If you live in Winston-Salem, it’s hard to escape the shadow of R.J. Reynolds, now part of Reynolds American Inc. The former factories have been turned into a spiffy research park, bleached of nearly all references to their nicotine-laced past (“Remaking Winston-Salem,” February). Ditto for the iconic Reynolds Building, now a swanky hotel and apartment complex with a fancy, fussy bistro on the ground floor. Like the amputee who still feels something below the stump, on occasion I wake to the smell of tobacco from days gone by. It is not quite a dream, but something more visceral. A memory packed with the emotion of the past.

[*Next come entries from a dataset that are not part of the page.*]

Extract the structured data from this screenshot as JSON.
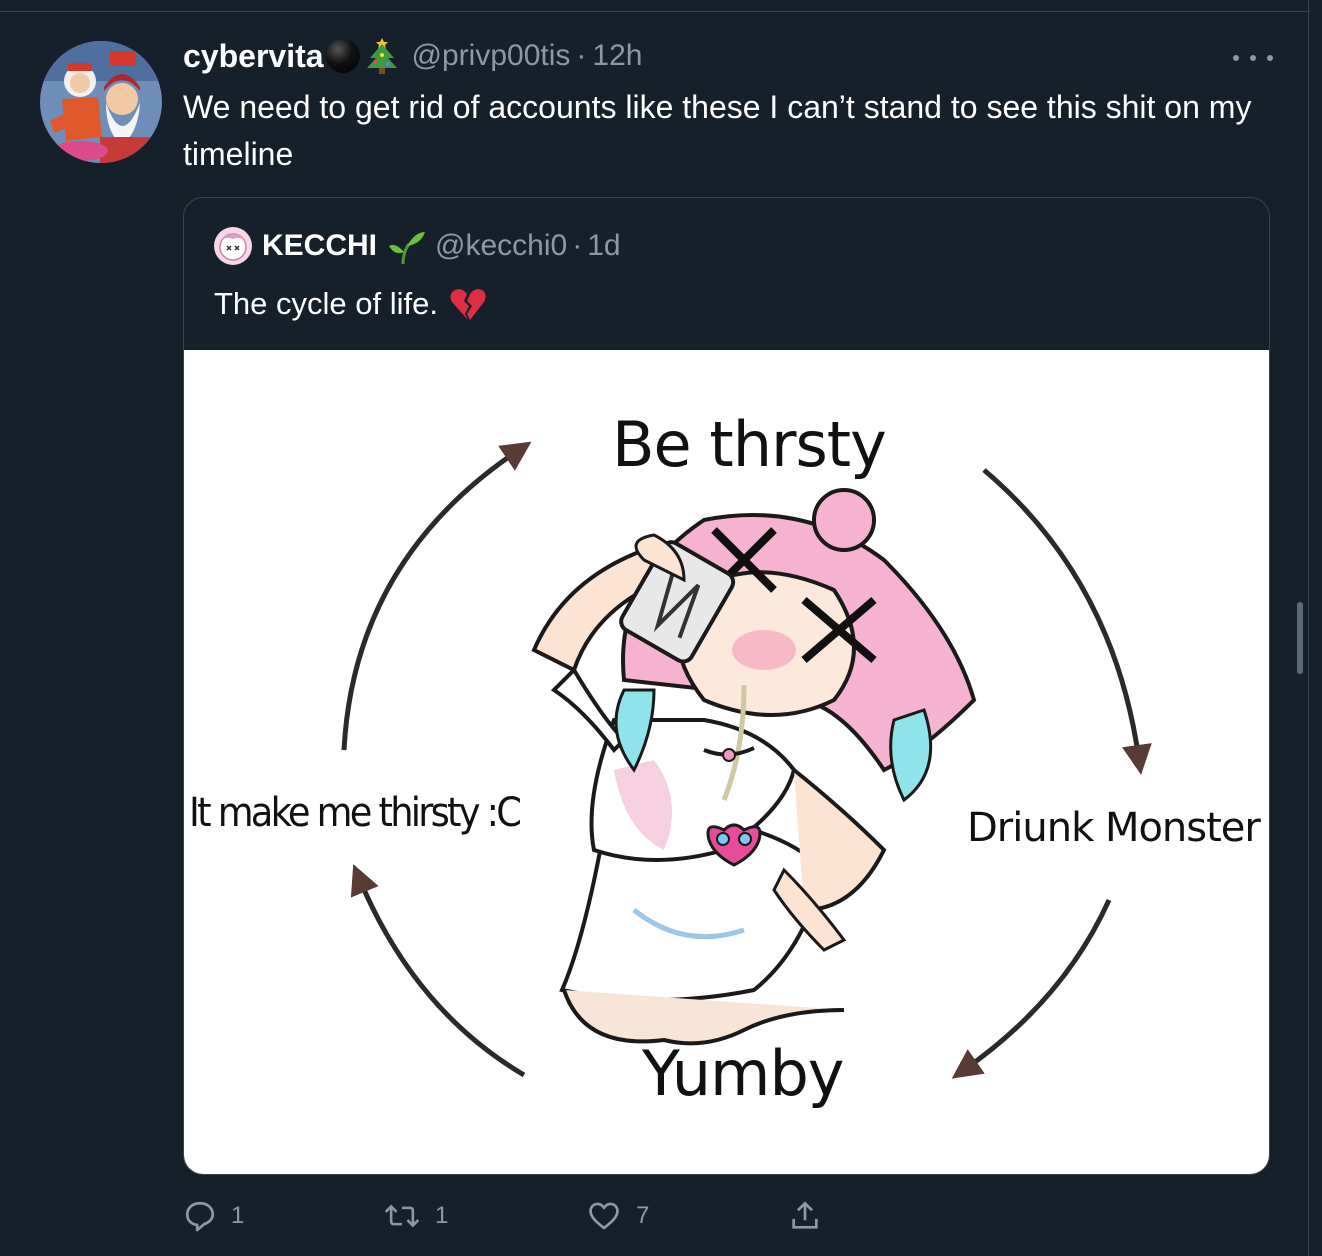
{
  "tweet": {
    "display_name": "cybervita",
    "name_emojis": [
      "black-circle-emoji",
      "christmas-tree-emoji"
    ],
    "handle": "@privp00tis",
    "separator": "·",
    "time": "12h",
    "text": "We need to get rid of accounts like these I can’t stand to see this shit on my timeline"
  },
  "quoted": {
    "display_name": "KECCHI",
    "name_emoji": "seedling-emoji",
    "handle": "@kecchi0",
    "separator": "·",
    "time": "1d",
    "text": "The cycle of life.",
    "text_emoji": "broken-heart-emoji",
    "media": {
      "label_top": "Be thrsty",
      "label_right": "Driunk Monster",
      "label_bottom": "Yumby",
      "label_left": "It make me thirsty :C"
    }
  },
  "actions": {
    "reply_count": "1",
    "retweet_count": "1",
    "like_count": "7"
  },
  "colors": {
    "background": "#15202b",
    "border": "#38444d",
    "secondary_text": "#8b98a5"
  }
}
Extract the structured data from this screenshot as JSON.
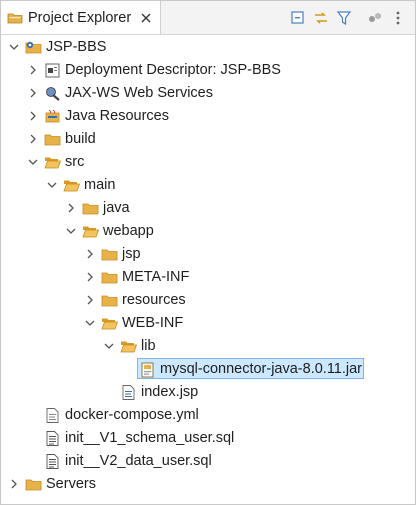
{
  "view": {
    "tab_title": "Project Explorer",
    "tab_icon": "folder-icon",
    "toolbar": [
      "collapse-all-icon",
      "link-with-editor-icon",
      "filter-icon",
      "focus-icon",
      "view-menu-icon"
    ]
  },
  "tree": {
    "rows": [
      {
        "label": "JSP-BBS",
        "icon": "project-icon",
        "state": "expanded"
      },
      {
        "label": "Deployment Descriptor: JSP-BBS",
        "icon": "deployment-descriptor-icon",
        "state": "collapsed"
      },
      {
        "label": "JAX-WS Web Services",
        "icon": "web-services-icon",
        "state": "collapsed"
      },
      {
        "label": "Java Resources",
        "icon": "java-resources-icon",
        "state": "collapsed"
      },
      {
        "label": "build",
        "icon": "folder-icon",
        "state": "collapsed"
      },
      {
        "label": "src",
        "icon": "folder-open-icon",
        "state": "expanded"
      },
      {
        "label": "main",
        "icon": "folder-open-icon",
        "state": "expanded"
      },
      {
        "label": "java",
        "icon": "folder-icon",
        "state": "collapsed"
      },
      {
        "label": "webapp",
        "icon": "folder-open-icon",
        "state": "expanded"
      },
      {
        "label": "jsp",
        "icon": "folder-icon",
        "state": "collapsed"
      },
      {
        "label": "META-INF",
        "icon": "folder-icon",
        "state": "collapsed"
      },
      {
        "label": "resources",
        "icon": "folder-icon",
        "state": "collapsed"
      },
      {
        "label": "WEB-INF",
        "icon": "folder-open-icon",
        "state": "expanded"
      },
      {
        "label": "lib",
        "icon": "folder-open-icon",
        "state": "expanded"
      },
      {
        "label": "mysql-connector-java-8.0.11.jar",
        "icon": "jar-icon",
        "state": "leaf",
        "selected": true
      },
      {
        "label": "index.jsp",
        "icon": "jsp-file-icon",
        "state": "leaf"
      },
      {
        "label": "docker-compose.yml",
        "icon": "yml-file-icon",
        "state": "leaf"
      },
      {
        "label": "init__V1_schema_user.sql",
        "icon": "sql-file-icon",
        "state": "leaf"
      },
      {
        "label": "init__V2_data_user.sql",
        "icon": "sql-file-icon",
        "state": "leaf"
      },
      {
        "label": "Servers",
        "icon": "folder-icon",
        "state": "collapsed"
      }
    ]
  },
  "colors": {
    "selection_bg": "#cce8ff",
    "selection_border": "#7eb4ea",
    "folder": "#e8b24a",
    "folder_dark": "#c98a1a"
  }
}
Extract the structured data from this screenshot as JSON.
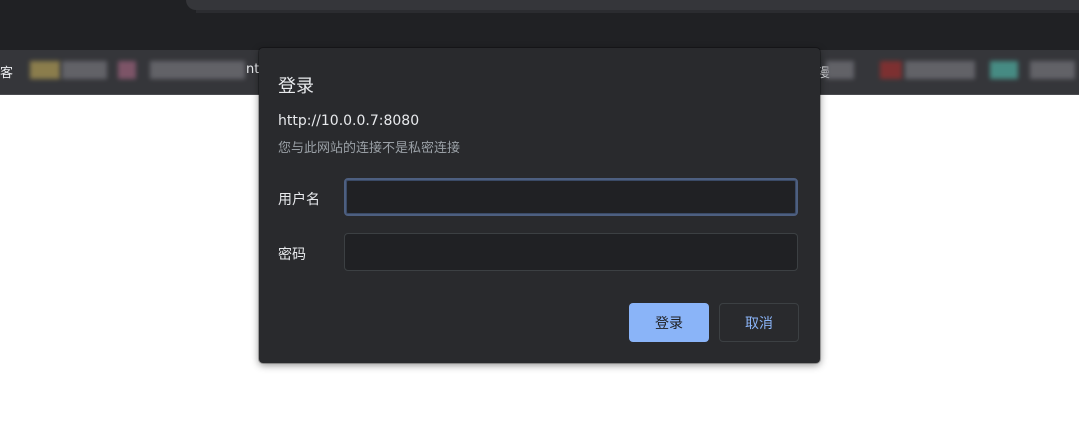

In January, just as we were all preparing for the changing of the palace guards in Washington, Reynolds American agreed to be sold to British American Tobacco PLC for $49 billion. If the timing was a surprise, the deal was anything but. BAT has owned 42% of Reynolds since 2004, and its standstill agreement barring it from owning more expired more than two years ago. Over the last five years, Reynolds’ stock has tripled, while BAT’s is up 60%. If your assets aren’t performing or being valued adequately, it is best to find some that are.
Reynolds American owes its success to lots of things, some luck but mostly pluck. And the lion’s share of credit goes to Susan Cameron, the company’s former CEO and current executive chairman. She came to Winston-Salem through Reynolds’ 2004 merger with Brown & Williamson Tobacco Co., which was owned by BAT and created the original 42% stake through a stock swap. She left in 2011, then was called back in 2014 after her successor chose early retirement.
Under Cameron’s watch, Reynolds played both a superb long game and short game to build a better portfolio. It bought smokeless giant Conwood in 2006 for $3.5 billion. It took its time developing vaping technology, absorbing plenty of hits from analysts for its cautious approach but emerging with Vuse, which is the industry leader. She and her team quietly built the Natural American Spirit brand into a huge hippie franchise with a footprint that closely tracks Subaru ownership and Bernie Sanders supporters. (It has a 13.9% market share in Boulder, Colo.) And last year, Reynolds bagged the remaining great prize in the cigarette industry, Lorillard Inc. of Greensboro, paying $25 billion for the right to make and sell Newport, the dominant menthol brand.
Equally important was Cameron’s mercenary approach to Reynolds’ heritage. To make the Lorillard purchase fly, both from a financial and regulatory standpoint, Reynolds sold off a portfolio of sclerotic brands — including Winston and Salem — to Imperial Tobacco Group. Yes, all companies are constantly winnowing their offerings, but it is not every CEO who can divest products named for the city that her company calls home.
Cameron’s mantra at Reynolds has been “Transforming Tobacco,” which is refreshingly honest as an aspiration but slightly Orwellian in practice. While the company has been a leader in products that are “reduced risk,” i.e., providing the nicotine without the smoke or the spit, there’s no getting away from the reality of cash flow. Cigarettes and chewing tobacco provide 98% of sales and 100% of operating profits. The day of reckoning, when the old and new tobacco swap roles, keeps getting pushed back.
Some generations already view cigarette smoking with bemused incredulity, an act of primitive behavior not too dissimilar from driving your own car, having a lawn or even scanning the obit page. But that’s where we’re going, not where we are. Which means that Reynolds and now BAT will wage a two-front battle: First, hedge their bets with technology and use their regulatory clout to steer innovation in their favor, and second, do what they’ve done for the past 50 years, which is manage the decline for all it is worth.